--- Exercise prompt ---
What follows is a set of records. Repeat every one of them exactly.

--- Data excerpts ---
"""

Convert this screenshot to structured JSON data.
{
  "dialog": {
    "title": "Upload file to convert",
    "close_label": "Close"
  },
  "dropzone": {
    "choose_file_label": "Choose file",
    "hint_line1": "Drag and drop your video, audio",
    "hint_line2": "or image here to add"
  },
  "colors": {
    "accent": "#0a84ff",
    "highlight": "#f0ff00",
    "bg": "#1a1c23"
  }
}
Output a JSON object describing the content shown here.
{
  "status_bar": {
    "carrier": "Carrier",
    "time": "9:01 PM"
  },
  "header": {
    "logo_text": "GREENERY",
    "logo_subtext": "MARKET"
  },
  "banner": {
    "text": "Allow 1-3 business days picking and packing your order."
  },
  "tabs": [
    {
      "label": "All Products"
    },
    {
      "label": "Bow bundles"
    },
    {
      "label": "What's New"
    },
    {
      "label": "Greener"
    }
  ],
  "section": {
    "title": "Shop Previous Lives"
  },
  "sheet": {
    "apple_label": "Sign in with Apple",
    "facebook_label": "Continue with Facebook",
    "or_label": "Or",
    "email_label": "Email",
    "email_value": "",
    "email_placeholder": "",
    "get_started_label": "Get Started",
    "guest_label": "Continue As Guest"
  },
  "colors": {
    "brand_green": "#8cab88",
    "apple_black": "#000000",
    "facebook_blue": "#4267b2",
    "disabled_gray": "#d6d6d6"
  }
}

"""

--- The answer ---
Convert this screenshot to structured JSON data.
{
  "dialog": {
    "title": "Upload file to convert",
    "close_label": "Close"
  },
  "dropzone": {
    "choose_file_label": "Choose file",
    "hint_line1": "Drag and drop your video, audio",
    "hint_line2": "or image here to add"
  },
  "colors": {
    "accent": "#0a84ff",
    "highlight": "#f0ff00",
    "bg": "#1a1c23"
  }
}
Output a JSON object describing the content shown here.
{
  "status_bar": {
    "carrier": "Carrier",
    "time": "9:01 PM"
  },
  "header": {
    "logo_text": "GREENERY",
    "logo_subtext": "MARKET"
  },
  "banner": {
    "text": "Allow 1-3 business days picking and packing your order."
  },
  "tabs": [
    {
      "label": "All Products"
    },
    {
      "label": "Bow bundles"
    },
    {
      "label": "What's New"
    },
    {
      "label": "Greener"
    }
  ],
  "section": {
    "title": "Shop Previous Lives"
  },
  "sheet": {
    "apple_label": "Sign in with Apple",
    "facebook_label": "Continue with Facebook",
    "or_label": "Or",
    "email_label": "Email",
    "email_value": "",
    "email_placeholder": "",
    "get_started_label": "Get Started",
    "guest_label": "Continue As Guest"
  },
  "colors": {
    "brand_green": "#8cab88",
    "apple_black": "#000000",
    "facebook_blue": "#4267b2",
    "disabled_gray": "#d6d6d6"
  }
}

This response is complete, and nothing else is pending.